Advertising - Media, Timing, Audience
Advertising - Who is the Buyer of Your Product?
Dare I admit it, I was watching TV one evening recently when an advertisement caught my attention.
Great Ad, you might think, to grab the attention of a Marketing practitioner!
However, it wasn’t the Ad that ignited my interest. Instead, it was the audience targeted, the timing of it, and the media used that aroused my marketing neurons.
The “What are you doing on Ice?” campaign by the Victoria Government is quite a good advertisement from a technical view (You Tube http://youtu.be/VG65qMH3bxU). It displays anti-social behaviour that we all like to avoid. It uses ‘scare-tactics’ to link the use of the drug, Ice, with rejection of us by our peer group, and suggests negative consequences on our work and income source if we use the drug. It fringes on an emotional appeal whilst conveying an objective message.

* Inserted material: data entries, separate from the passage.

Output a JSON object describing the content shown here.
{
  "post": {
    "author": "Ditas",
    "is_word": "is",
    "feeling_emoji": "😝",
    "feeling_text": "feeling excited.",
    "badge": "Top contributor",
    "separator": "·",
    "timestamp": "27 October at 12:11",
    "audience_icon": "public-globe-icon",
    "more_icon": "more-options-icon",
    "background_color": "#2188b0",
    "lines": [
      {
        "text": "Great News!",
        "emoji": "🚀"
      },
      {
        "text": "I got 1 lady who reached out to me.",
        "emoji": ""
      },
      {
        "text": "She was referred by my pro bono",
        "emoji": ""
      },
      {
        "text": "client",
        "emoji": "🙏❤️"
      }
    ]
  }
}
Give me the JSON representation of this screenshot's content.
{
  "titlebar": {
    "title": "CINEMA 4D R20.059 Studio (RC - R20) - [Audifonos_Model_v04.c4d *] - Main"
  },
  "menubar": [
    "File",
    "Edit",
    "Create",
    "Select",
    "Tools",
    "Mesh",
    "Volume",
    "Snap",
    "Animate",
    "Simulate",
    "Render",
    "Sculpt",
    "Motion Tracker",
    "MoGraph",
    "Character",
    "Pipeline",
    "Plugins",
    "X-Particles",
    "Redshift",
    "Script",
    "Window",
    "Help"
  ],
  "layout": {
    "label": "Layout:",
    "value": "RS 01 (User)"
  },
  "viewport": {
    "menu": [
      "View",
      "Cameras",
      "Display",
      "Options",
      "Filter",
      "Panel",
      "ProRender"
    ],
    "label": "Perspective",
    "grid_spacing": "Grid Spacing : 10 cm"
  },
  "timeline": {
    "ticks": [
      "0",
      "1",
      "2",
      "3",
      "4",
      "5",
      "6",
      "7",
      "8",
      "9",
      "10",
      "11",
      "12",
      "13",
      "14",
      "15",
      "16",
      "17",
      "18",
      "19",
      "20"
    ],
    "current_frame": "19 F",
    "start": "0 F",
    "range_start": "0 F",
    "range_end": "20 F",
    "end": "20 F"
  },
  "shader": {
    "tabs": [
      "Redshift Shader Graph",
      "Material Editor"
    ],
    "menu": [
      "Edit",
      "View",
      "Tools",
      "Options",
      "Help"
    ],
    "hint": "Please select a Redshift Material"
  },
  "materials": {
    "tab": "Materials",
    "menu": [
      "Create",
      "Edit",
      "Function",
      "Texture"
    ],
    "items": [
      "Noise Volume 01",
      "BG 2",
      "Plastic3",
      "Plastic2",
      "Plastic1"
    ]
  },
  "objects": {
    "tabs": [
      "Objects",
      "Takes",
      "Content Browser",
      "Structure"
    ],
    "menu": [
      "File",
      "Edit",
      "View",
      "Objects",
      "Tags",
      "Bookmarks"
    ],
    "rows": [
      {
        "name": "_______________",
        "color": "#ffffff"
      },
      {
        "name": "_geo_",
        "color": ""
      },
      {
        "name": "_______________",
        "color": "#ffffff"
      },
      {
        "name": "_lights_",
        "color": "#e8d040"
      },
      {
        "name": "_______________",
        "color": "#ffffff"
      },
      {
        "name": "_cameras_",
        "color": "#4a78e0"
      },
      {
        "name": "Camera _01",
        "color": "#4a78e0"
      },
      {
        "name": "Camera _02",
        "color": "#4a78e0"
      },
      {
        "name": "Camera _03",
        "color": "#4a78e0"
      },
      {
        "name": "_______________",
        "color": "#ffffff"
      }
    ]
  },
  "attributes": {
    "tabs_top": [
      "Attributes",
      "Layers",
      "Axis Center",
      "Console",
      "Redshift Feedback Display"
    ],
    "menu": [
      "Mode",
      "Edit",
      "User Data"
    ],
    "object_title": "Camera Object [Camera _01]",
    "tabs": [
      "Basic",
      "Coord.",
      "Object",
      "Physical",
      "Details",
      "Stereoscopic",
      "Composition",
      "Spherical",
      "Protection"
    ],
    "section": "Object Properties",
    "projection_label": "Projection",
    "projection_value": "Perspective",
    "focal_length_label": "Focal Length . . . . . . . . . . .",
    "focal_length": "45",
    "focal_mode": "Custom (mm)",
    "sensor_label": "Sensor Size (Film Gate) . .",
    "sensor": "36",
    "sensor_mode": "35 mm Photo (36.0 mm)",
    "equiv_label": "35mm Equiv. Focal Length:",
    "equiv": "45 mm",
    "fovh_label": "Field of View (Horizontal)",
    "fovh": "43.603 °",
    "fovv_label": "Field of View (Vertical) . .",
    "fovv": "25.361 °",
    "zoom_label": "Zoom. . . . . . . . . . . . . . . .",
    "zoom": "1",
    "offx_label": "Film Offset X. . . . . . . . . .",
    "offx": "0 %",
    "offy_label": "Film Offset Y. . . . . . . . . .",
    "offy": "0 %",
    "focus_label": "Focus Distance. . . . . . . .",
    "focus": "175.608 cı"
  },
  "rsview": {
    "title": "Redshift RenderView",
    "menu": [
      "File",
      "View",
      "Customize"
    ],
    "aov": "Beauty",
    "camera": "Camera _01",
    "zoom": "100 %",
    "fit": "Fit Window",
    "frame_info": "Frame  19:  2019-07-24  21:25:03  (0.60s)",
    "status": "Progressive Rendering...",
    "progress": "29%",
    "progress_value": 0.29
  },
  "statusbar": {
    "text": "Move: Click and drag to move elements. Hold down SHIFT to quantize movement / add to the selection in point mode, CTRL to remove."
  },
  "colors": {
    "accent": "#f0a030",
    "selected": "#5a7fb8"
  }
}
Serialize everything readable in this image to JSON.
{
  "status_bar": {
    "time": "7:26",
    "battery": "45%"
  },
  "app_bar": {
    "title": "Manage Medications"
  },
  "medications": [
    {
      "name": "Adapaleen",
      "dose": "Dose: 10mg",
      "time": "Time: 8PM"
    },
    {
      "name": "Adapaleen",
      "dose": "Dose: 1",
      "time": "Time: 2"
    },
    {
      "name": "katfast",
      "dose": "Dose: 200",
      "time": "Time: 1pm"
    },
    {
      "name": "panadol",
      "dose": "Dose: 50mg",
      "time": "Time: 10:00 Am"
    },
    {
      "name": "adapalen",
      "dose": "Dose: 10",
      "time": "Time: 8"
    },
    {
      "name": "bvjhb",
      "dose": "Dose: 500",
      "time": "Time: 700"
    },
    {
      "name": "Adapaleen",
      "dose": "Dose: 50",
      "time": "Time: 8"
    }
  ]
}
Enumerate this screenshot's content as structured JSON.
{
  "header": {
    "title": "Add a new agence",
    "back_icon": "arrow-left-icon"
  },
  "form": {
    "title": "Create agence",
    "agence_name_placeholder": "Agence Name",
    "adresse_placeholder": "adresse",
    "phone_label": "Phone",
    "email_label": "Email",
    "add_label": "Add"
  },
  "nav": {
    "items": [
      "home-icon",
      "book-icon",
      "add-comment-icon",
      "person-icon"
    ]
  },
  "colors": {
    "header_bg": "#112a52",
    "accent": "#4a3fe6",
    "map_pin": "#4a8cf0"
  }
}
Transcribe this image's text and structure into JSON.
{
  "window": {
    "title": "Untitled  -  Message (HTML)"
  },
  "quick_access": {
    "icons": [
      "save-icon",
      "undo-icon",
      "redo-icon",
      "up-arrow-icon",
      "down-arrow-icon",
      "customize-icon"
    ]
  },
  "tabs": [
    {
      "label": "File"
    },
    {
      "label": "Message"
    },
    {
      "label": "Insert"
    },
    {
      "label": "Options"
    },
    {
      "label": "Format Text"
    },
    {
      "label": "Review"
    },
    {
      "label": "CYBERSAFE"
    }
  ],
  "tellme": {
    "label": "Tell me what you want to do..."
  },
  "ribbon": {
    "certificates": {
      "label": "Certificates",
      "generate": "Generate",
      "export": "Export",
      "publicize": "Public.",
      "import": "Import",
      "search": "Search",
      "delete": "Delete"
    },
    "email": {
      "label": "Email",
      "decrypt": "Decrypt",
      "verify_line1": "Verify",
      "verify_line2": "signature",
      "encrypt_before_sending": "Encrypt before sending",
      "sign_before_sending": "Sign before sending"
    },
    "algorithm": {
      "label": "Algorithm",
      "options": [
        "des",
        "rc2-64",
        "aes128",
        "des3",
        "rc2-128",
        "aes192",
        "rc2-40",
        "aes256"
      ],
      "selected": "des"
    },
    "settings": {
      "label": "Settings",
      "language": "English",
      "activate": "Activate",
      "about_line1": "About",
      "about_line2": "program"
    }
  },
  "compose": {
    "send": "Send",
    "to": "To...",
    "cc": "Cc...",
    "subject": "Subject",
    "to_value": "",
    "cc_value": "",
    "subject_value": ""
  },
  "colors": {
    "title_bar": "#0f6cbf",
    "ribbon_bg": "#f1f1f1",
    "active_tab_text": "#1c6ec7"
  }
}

So why did this Ad not have impact on me when I viewed it?
I analysed the Ad from three perspectives:
1. The media - TV
2. Time schedule – late evening
3. The audience – me! That is, 45+, no mid-week social life, with few Facebook (or social media) friends, who watch trash on TV rather than documentaries, and don't substitute TV watching with other home entertainment such as electronic games.
The Ad was aired on TV at around 9:00 pm during a programme called “Homeland” (an American CIA drama). I won’t attempt to define the audience of Homeland, however, I doubt that many people watching that programme, at that time of night, would be potential Ice users.
The profile of an Ice user displayed in the Ad was 20-35 years, single, non-professional worker, living at home.
Such a person is more likely to be out socializing at night, rather than watching TV. If they were at home, then surely they would be watching a sports channel on TV, or playing an electronic game, or ‘surfing’ the Internet, or interacting on social media.
So, did the Ad agency get it horribly wrong?
Probably not! On reflection, I realised that the Ad was most likely spot-on-target. In the background of the Ad is a mother looking terribly sorrowful and hapless as she observes her son’s demise from the use of the drug Ice. The Ad was pitched at the people around the drug users who are frustrated by their inability to help their loved-one. The tag at the end is the drug assistance information line.
This is a good reminder that advertisers need to identify who the ‘real’ product users and purchasers are. Children’s products are targeted at the people who buy them – usually the parents and other adults who care for the children. Often car commercials and household entertainment products are targeted at the children in the family, as they often ‘influence’ the purchase.
To assist you with understanding the Marketing component of a business, consider advertisements as you watch them and question why the media and timing schedule were selected;
and to whom the Ad is targeted. Who will be the actual purchaser, who will be paying for the product, and who might be Influencers in the buying decision?
You’ll soon train yourself to identify these concepts when you promote your products in your own organisation.